• Work order: In the data that follows, every line containing the word "icon" should be returned.

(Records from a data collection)
BEGIN

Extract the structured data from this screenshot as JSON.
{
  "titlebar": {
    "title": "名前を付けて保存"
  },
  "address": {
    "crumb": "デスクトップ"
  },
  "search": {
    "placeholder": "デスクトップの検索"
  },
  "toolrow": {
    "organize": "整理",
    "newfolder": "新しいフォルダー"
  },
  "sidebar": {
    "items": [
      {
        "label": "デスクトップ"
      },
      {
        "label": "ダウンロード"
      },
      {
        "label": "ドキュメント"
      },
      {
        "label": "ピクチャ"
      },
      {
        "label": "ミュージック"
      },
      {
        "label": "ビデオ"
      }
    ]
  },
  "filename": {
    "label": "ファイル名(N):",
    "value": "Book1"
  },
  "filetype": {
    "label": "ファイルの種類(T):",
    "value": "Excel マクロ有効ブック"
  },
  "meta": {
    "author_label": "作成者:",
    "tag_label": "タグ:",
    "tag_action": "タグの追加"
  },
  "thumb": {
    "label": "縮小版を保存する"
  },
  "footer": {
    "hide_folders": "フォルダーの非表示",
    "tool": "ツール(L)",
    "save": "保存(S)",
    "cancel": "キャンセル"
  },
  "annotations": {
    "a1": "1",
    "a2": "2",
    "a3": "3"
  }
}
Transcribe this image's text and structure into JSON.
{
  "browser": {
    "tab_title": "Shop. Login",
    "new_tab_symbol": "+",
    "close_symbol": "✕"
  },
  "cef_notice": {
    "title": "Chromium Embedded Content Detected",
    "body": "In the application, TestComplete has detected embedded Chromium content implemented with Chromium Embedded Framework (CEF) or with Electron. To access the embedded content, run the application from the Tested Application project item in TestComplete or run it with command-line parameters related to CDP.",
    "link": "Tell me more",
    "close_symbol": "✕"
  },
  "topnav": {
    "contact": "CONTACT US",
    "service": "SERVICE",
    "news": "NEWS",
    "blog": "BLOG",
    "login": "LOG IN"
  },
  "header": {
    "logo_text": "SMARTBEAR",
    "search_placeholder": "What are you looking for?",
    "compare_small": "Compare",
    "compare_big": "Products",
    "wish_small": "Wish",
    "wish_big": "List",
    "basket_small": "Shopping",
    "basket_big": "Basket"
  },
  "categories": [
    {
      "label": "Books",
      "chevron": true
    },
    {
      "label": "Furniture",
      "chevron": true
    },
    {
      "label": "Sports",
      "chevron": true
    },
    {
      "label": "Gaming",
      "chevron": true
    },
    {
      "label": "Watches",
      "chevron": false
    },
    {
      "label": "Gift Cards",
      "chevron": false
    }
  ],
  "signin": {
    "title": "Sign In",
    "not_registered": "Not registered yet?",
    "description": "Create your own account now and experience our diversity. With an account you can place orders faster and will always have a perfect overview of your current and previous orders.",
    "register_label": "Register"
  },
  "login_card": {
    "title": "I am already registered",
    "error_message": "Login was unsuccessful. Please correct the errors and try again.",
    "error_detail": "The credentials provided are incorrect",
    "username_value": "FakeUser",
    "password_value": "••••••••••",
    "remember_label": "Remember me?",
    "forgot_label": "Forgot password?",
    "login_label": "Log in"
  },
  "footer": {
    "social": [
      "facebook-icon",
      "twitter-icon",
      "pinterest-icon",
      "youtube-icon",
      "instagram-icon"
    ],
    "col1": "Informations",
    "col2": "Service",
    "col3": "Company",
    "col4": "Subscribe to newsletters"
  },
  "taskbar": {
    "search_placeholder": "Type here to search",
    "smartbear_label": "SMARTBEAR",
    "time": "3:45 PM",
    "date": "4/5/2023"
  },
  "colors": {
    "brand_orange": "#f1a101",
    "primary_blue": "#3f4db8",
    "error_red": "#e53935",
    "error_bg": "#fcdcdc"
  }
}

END

• Task response:
      "facebook-icon",
      "twitter-icon",
      "pinterest-icon",
      "youtube-icon",
      "instagram-icon"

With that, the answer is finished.